Aquino urged to criminalize acts of enforced disappearance

As it observed the International Day of the Disappeared on Monday, an alliance of human rights organizations urged President Aquino to criminalize acts of enforced disappearances in accordance with a United Nations’ resolution on the issue.

The Philippine Alliance of Human Rights Advocates (PAHRA) urged the President to certify as urgent the passage of a bill seeking to make enforced disappearance a crime and the ratification of the International Convention for the Protection of all Persons from Enforced Disappearance.

In a statement, PAHRA said enforced or involuntary disappearances are grave human rights violations that must be criminalized, and that any delay in the passage of a law to that effect would only embolden perpetrators of such acts. 

PAHRA chairperson Max de Mesa said this day – August 30 – ought to be observed by all to remember those who suffered the terrible fate of being forcibly disappeared.

He cited the enforced disappearance of six workers of the Philippine Industries Corporation of the Philippines (PICOP) in October 2000, and lamented that the convicted perpetrator, Army Corporal Rodrigo Billones, has been sentenced to “light penalties.” 

In July last year, a Regional Trial Court in Agusan del Sur province found Billones guilty of kidnapping and illegal detention of six workers. Billones was sentenced to life imprisonment.

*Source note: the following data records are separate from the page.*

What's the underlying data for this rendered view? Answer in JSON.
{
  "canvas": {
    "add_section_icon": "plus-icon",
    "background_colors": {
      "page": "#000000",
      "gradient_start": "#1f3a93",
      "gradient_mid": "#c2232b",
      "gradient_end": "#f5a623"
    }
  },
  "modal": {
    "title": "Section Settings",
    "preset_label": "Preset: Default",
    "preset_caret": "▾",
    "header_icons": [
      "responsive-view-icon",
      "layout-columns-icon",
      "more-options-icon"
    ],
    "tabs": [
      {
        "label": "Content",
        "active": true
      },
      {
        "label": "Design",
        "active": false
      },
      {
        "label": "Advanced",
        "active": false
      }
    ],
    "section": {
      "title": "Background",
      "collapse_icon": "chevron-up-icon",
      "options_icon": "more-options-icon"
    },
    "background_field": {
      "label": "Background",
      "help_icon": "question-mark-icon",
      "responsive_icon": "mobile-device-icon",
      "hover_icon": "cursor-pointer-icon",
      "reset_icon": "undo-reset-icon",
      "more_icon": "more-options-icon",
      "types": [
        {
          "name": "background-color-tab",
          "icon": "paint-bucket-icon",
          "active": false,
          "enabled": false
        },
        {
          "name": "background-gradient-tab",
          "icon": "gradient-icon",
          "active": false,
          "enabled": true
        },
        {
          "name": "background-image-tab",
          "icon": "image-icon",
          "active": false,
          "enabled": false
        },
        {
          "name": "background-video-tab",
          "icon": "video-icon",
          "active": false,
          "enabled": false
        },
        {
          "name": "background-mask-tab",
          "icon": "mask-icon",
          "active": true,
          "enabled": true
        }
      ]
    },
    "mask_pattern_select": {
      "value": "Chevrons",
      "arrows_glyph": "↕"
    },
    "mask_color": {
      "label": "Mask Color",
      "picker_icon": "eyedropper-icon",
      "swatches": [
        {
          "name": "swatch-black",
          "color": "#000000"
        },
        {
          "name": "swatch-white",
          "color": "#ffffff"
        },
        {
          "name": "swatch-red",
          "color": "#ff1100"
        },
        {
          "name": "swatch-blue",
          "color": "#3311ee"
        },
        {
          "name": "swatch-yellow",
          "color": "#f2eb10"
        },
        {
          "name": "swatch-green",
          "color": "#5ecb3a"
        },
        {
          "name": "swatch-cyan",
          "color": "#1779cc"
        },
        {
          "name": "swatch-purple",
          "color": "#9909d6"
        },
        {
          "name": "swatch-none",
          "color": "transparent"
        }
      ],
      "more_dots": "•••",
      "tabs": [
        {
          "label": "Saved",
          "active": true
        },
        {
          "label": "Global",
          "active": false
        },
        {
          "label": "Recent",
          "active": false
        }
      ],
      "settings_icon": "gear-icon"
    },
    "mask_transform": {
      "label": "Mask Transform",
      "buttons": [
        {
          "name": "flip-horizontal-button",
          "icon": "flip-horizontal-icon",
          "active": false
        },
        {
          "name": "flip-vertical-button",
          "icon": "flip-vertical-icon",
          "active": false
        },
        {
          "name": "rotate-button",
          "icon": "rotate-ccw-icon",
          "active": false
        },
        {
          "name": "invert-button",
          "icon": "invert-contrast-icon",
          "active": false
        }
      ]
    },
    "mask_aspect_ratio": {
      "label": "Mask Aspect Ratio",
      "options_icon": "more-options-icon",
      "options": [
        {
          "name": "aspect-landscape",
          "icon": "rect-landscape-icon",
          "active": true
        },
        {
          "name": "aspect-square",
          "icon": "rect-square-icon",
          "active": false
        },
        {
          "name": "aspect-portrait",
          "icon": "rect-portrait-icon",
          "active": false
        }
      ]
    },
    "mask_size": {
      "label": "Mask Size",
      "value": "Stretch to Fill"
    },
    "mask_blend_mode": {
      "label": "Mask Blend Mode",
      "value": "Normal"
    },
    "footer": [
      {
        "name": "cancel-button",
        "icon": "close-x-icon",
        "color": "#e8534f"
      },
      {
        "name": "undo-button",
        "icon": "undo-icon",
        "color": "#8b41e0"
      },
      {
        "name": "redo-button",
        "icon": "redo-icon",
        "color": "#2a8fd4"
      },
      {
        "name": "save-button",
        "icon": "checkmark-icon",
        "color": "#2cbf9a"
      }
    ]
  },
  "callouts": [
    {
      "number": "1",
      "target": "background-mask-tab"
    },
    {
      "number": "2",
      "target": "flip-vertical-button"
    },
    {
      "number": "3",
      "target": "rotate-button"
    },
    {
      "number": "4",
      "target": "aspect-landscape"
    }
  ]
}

But De Mesa said Billones’ punishment should have been in accordance with several counts of illegal detention and kidnapping that the non-commissioned officer had committed.

He added that national laws should conform with the UN Declaration on the Protection of all Persons from Enforced Disappearance, which seeks to define international standards so that this inhumane act should be prevented and eradicated.

Also, PAHRA stressed that the right to the truth should be enjoyed by all the kin and friends of the victims of enforced disappearances.

PAHRA lauded the relatives of victims, human rights defenders, non-governmental organizations, lawyers and other individuals and groups who work untiringly – and often in difficult circumstances – to denounce cases of enforced disappearance, discover the fate or whereabouts of the disappeared, and work to eradicate this inhumane practice. — Jerbert Briola/LBG/JV, GMANews.TV